(Images by Lea Christiano and Lolly Koon)

Gala Benefit May 5, 2014, with Chair Aerin Lauder and Co-Chairs Bradley Cooper, Oscar de la Renta, Sarah Jessica Parker, Lizzie and Jonathan Tisch, and Anna Wintour

Exhibition Dates:      May 8–August 10, 2014

Exhibition Location: The New Costume Institute Galleries and first-floor Special Exhibition Galleries   

Press Preview:  Monday, May 5, 10 a.m.–1 p.m.

Thomas P. Campbell, Director and CEO of The Metropolitan Museum of Art, announced today that the inaugural exhibition of the newly renovated Costume Institute in spring 2014 will examine the career of legendary 20th-century Anglo-American couturier Charles James (1906–1978).  Charles James: Beyond Fashion, on view from May 8 through August 10, 2014 (preceded on May 5 by The Costume Institute Benefit), will be presented in two locations–The Costume Institute’s new galleries as well as special exhibitions galleries on the Museum’s first floor. The exhibition will explore James’s design process and his use of sculptural, scientific, and mathematical approaches to construct revolutionary ball gowns and innovative tailoring that continue to influence designers today.

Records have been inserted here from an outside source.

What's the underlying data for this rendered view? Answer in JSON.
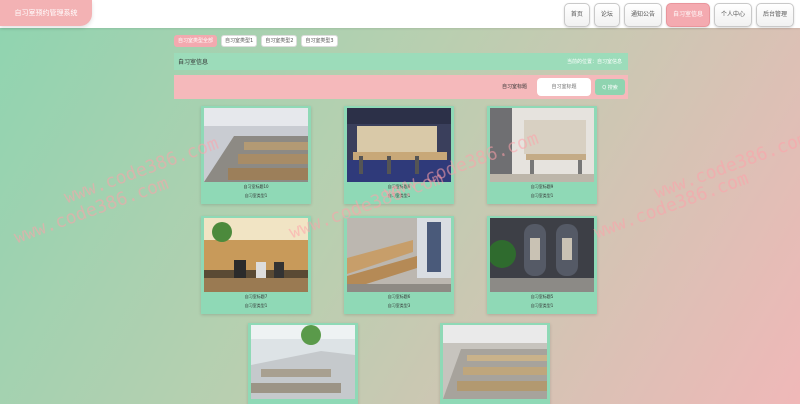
{
  "header": {
    "brand": "自习室预约管理系统",
    "nav": [
      {
        "label": "首页",
        "active": false
      },
      {
        "label": "论坛",
        "active": false
      },
      {
        "label": "通知公告",
        "active": false
      },
      {
        "label": "自习室信息",
        "active": true
      },
      {
        "label": "个人中心",
        "active": false
      },
      {
        "label": "后台管理",
        "active": false
      }
    ]
  },
  "tabs": [
    {
      "label": "自习室类型全部",
      "active": true
    },
    {
      "label": "自习室类型1",
      "active": false
    },
    {
      "label": "自习室类型2",
      "active": false
    },
    {
      "label": "自习室类型3",
      "active": false
    }
  ],
  "panel": {
    "title": "自习室信息",
    "breadcrumb": "当前的位置：自习室信息"
  },
  "search": {
    "label": "自习室标题",
    "placeholder": "自习室标题",
    "button": "Q 搜索"
  },
  "cards": [
    {
      "title": "自习室标题10",
      "type": "自习室类型1"
    },
    {
      "title": "自习室标题8",
      "type": "自习室类型1"
    },
    {
      "title": "自习室标题9",
      "type": "自习室类型1"
    },
    {
      "title": "自习室标题7",
      "type": "自习室类型1"
    },
    {
      "title": "自习室标题6",
      "type": "自习室类型3"
    },
    {
      "title": "自习室标题5",
      "type": "自习室类型1"
    },
    {
      "title": "",
      "type": ""
    },
    {
      "title": "",
      "type": ""
    }
  ],
  "watermark": "www.code386.com",
  "colors": {
    "accent_pink": "#f3a9af",
    "accent_green": "#8fd4b0"
  }
}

Charles James, 1947

Charles James, 1947

Charles James, 1947

Charles James, 1947

Charles James considered himself an artist, and approached fashion with a sculptor’s eye and a scientist’s logic,” said Mr. Campbell.  “As such, the Museum, and in particular, the new Lizzie and Jonathan Tisch Gallery in The Costume Institute, offer the ideal setting in which to contextualize the complexity of James’s work.

The New Costume Institute

May 2014 will mark the grand reopening of The Costume Institute space after an overall two-year renovation, reconfiguration, and updating. The 4,200-square-foot Lizzie and Jonathan Tisch Gallery will represent a fundamental change in the Museum’s approach to its costume collection, including a flexible design that lends itself to frequent transformation, a zonal sound system, innovative projection technology, wireless connectivity, and exhibitions on view 10 months a year.

Charles James, 1948

Charles James, 1948

Charles James, 1950

Charles James, 1950

Charles James, 1951

Charles James, 1951

The New Costume Institute will also include the Carl and Iris Barrel Apfel Gallery, which will orient visitors to The Costume Institute’s exhibitions and holdings; a state-of-the-art costume conservation center; an expanded study/storage facility that will house the combined holdings of the Met and the Brooklyn Museum Costume Collection; and The Irene Lewisohn Costume Reference Library, one of the world’s foremost fashion libraries. The project is funded by a gift from Lizzie and Jonathan Tisch, as well as proceeds raised at the annual Costume Institute Benefit under the leadership of Anna Wintour, and from commitments by Janet and Howard Kagan and the Samuel I. Newhouse Foundation, IncThe Costume Institute was last refurbished in 1992.      Continue reading